Edinburgh Council officers banned from asking police to evict rough sleepers
COUNCIL parks officials are no longer allowed to ask police to evict rough sleepers from the Capital's green spaces - with the action now only to be used "as a last resort in exceptional circumstances".
A full investigation is underway after council officers came under fire for asking Police Scotland to issue eviction notices to 23 rough sleepers who were staying at St Cuthbert’s Church yard and Greyfriars Kirkyard earlier this year. The eviction notices pointed rough sleepers to available support.
The council's housing, homelessness and fair work convener, Cllr Kate Campbell, said she was "utterly appalled" by the eviction letters but police said there had been "a threat to public safety with human excrement and drugs paraphernalia putting members of the public at risk”.
But a leaked memo circulated to councillors has revealed that officials will no longer be allowed to ask police for letters to quit to be issued. Instead, the council's director of place, Paul Lawrence, has "made it clear that future decisions on enforcement action in parks and cemeteries should only be made by the head of place management or the executive director, and only be as a last resort in exceptional circumstances." The council also considered "closing park and cemetery gates" to tackle the issue.

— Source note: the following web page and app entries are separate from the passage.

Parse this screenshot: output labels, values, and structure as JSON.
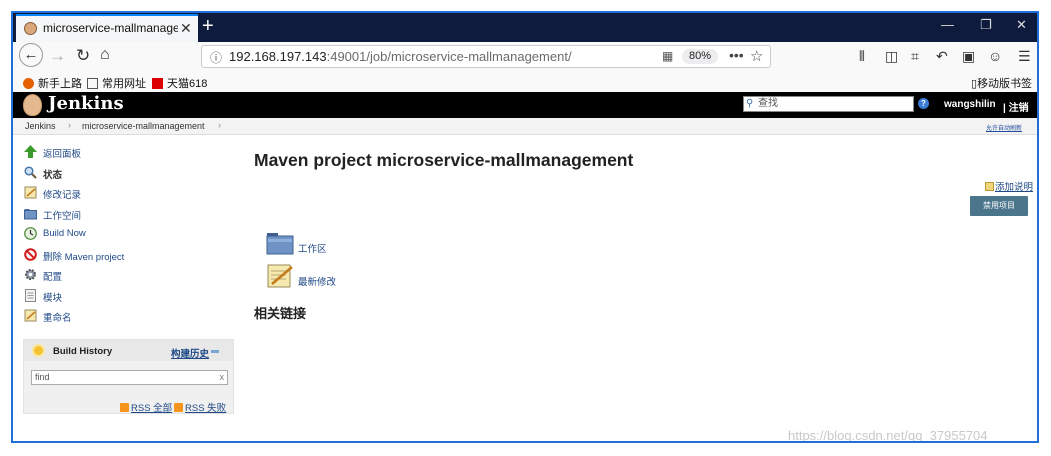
{
  "browser": {
    "tab_title": "microservice-mallmanageme",
    "new_tab": "+",
    "window_controls": {
      "minimize": "—",
      "restore": "❐",
      "close": "✕"
    },
    "url_host": "192.168.197.143",
    "url_rest": ":49001/job/microservice-mallmanagement/",
    "zoom": "80%",
    "bookmarks": [
      "新手上路",
      "常用网址",
      "天猫618"
    ],
    "mobile_bookmarks": "移动版书签"
  },
  "jenkins": {
    "logo_text": "Jenkins",
    "search_placeholder": "查找",
    "user": "wangshilin",
    "logout": "| 注销",
    "breadcrumb": [
      "Jenkins",
      "microservice-mallmanagement"
    ],
    "auto_refresh": "允许自动刷新"
  },
  "sidebar": {
    "tasks": [
      {
        "label": "返回面板",
        "icon": "up-arrow-icon"
      },
      {
        "label": "状态",
        "icon": "search-icon"
      },
      {
        "label": "修改记录",
        "icon": "notepad-icon"
      },
      {
        "label": "工作空间",
        "icon": "folder-icon"
      },
      {
        "label": "Build Now",
        "icon": "clock-icon"
      },
      {
        "label": "删除 Maven project",
        "icon": "no-icon"
      },
      {
        "label": "配置",
        "icon": "gear-icon"
      },
      {
        "label": "模块",
        "icon": "document-icon"
      },
      {
        "label": "重命名",
        "icon": "notepad-icon"
      }
    ],
    "build_history": {
      "title": "Build History",
      "trend": "构建历史",
      "find_placeholder": "find",
      "clear": "x",
      "rss_all": "RSS 全部",
      "rss_failed": "RSS 失败"
    }
  },
  "main": {
    "title": "Maven project microservice-mallmanagement",
    "add_description": "添加说明",
    "disable_button": "禁用项目",
    "links": [
      {
        "label": "工作区",
        "icon": "folder-icon"
      },
      {
        "label": "最新修改",
        "icon": "notepad-icon"
      }
    ],
    "related": "相关链接"
  },
  "watermark": "https://blog.csdn.net/qq_37955704"
}
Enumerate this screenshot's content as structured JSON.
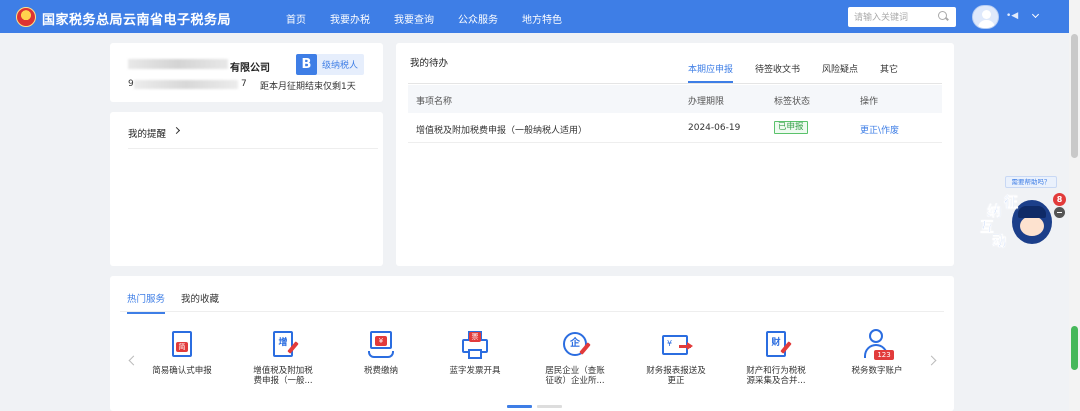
{
  "header": {
    "site_title": "国家税务总局云南省电子税务局",
    "nav": [
      "首页",
      "我要办税",
      "我要查询",
      "公众服务",
      "地方特色"
    ],
    "search_placeholder": "请输入关键词",
    "user_name": "•◀"
  },
  "company": {
    "name_suffix": "有限公司",
    "tax_id_start": "9",
    "tax_id_end": "7",
    "grade_letter": "B",
    "grade_text": "级纳税人",
    "deadline": "距本月征期结束仅剩1天"
  },
  "reminder": {
    "title": "我的提醒"
  },
  "todo": {
    "title": "我的待办",
    "tabs": [
      "本期应申报",
      "待签收文书",
      "风险疑点",
      "其它"
    ],
    "columns": [
      "事项名称",
      "办理期限",
      "标签状态",
      "操作"
    ],
    "rows": [
      {
        "name": "增值税及附加税费申报（一般纳税人适用）",
        "deadline": "2024-06-19",
        "status": "已申报",
        "action": "更正\\作废"
      }
    ]
  },
  "services": {
    "tabs": [
      "热门服务",
      "我的收藏"
    ],
    "items": [
      {
        "label": "简易确认式申报",
        "glyph": "简"
      },
      {
        "label": "增值税及附加税\n费申报（一般...",
        "glyph": "增"
      },
      {
        "label": "税费缴纳",
        "glyph": "¥"
      },
      {
        "label": "蓝字发票开具",
        "glyph": "票"
      },
      {
        "label": "居民企业（查账\n征收）企业所...",
        "glyph": "企"
      },
      {
        "label": "财务报表报送及\n更正",
        "glyph": "¥"
      },
      {
        "label": "财产和行为税税\n源采集及合并...",
        "glyph": "财"
      },
      {
        "label": "税务数字账户",
        "glyph": "123"
      }
    ]
  },
  "assistant": {
    "help_text": "需要帮助吗？",
    "chars": [
      "征",
      "纳",
      "互",
      "动"
    ],
    "badge_count": "8"
  },
  "colors": {
    "primary": "#3e7ee6",
    "accent_red": "#e23b3b",
    "status_green": "#3aa14d"
  }
}
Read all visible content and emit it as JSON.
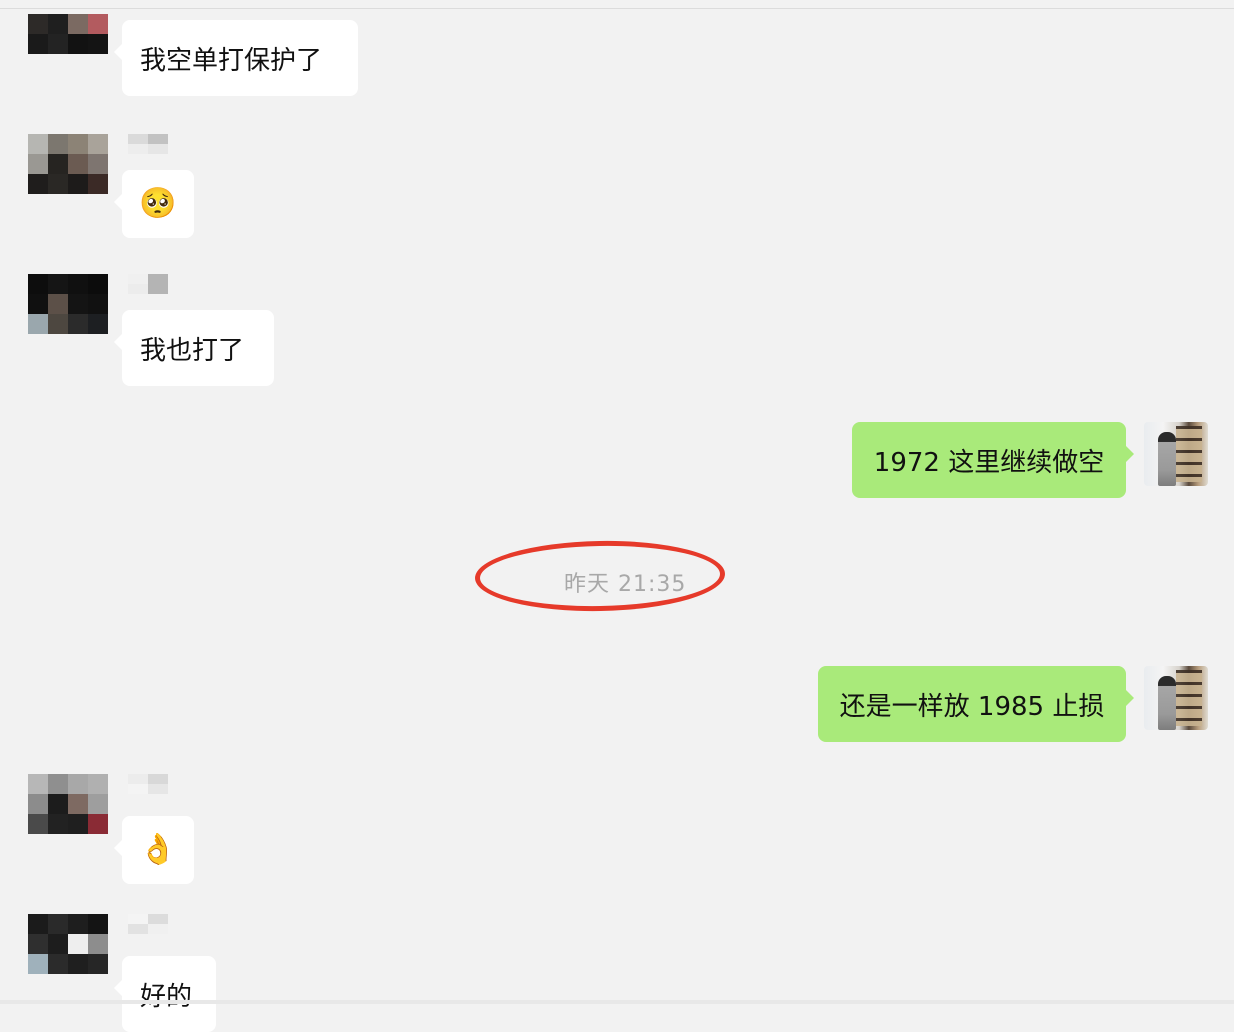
{
  "chat": {
    "messages": [
      {
        "side": "left",
        "type": "text",
        "text": "我空单打保护了"
      },
      {
        "side": "left",
        "type": "emoji",
        "emoji": "🥺"
      },
      {
        "side": "left",
        "type": "text",
        "text": "我也打了"
      },
      {
        "side": "right",
        "type": "text",
        "text": "1972 这里继续做空"
      },
      {
        "side": "right",
        "type": "text",
        "text": "还是一样放 1985 止损"
      },
      {
        "side": "left",
        "type": "emoji",
        "emoji": "👌"
      },
      {
        "side": "left",
        "type": "text",
        "text": "好的"
      }
    ],
    "timestamp": "昨天 21:35",
    "annotation_color": "#e63a2a",
    "bubble_colors": {
      "incoming": "#ffffff",
      "outgoing": "#a9ea7a"
    }
  }
}
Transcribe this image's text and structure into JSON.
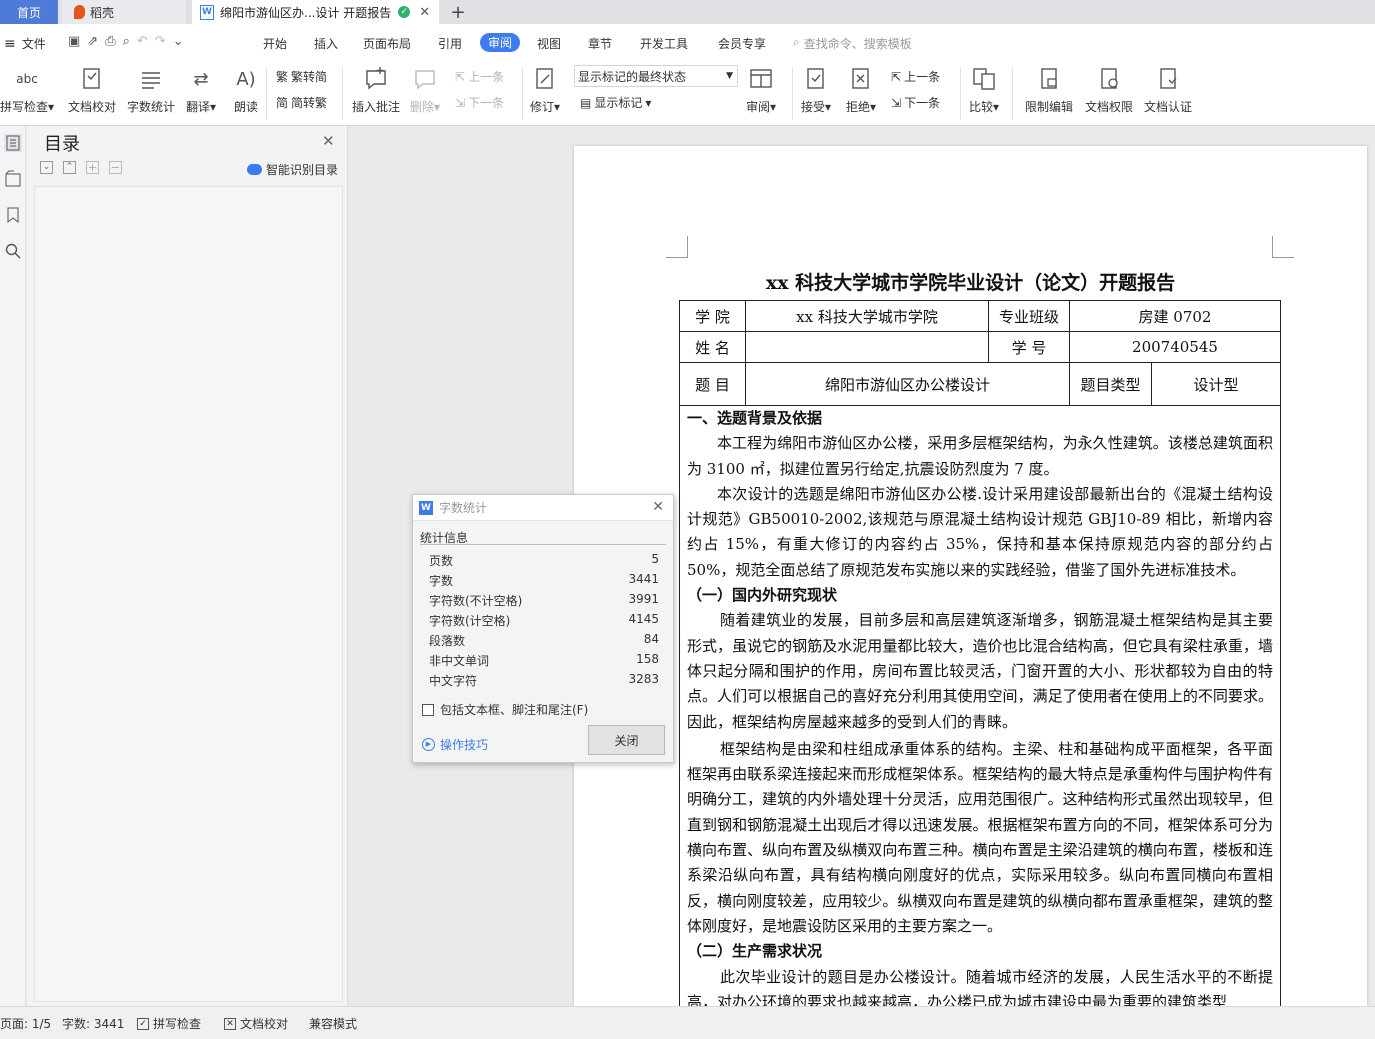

Rules for parks and cemeteries were drawn up by council officials in 2013. But since then, "the problems of rough sleeping and homelessness have become more significant". Officials admit that "there is clearly a need to review the park rules".
"This is wrong and shows we are not getting value for money.”
Conservative housing spokesperson, Cllr Jim Campbell, said the issue was "embarrassing" for the council's SNP-Labour administration.
He added: "The causes of rough sleeping are hugely complex, as we all know. The big issue is poor supply of housing of all types. We think a mobilisation of all resources is needed to address this in Edinburgh."
Green city centre Cllr Claire Miller added: "The previous approach of handing out barely understandable letters, coupled with heavy-handed enforcement, would only result in one thing. It would simply shift people from sleeping rough in one park or cemetery to another one.
"The only answer is to work with people to understand what kind of help they need, to get out of tents and sleeping rough and into accommodation. I don’t underestimate how hard that is, sometimes dealing with complex and damaging experiences, built up over decades. But it’s the only way which will actually sort the problem rather than just moving it around.”
The council has reconvened its homelessness taskforce - which will prioritise improving support for rough sleepers with complex needs including mental health issues and substance addition.
"We now have robust procedures in place so that decision making includes input from the homelessness service, senior officers and a case conference to put forward planned support for individuals. Our approach has to centre around wellbeing and safety of the people involved and we now have processes in place to make sure that happens."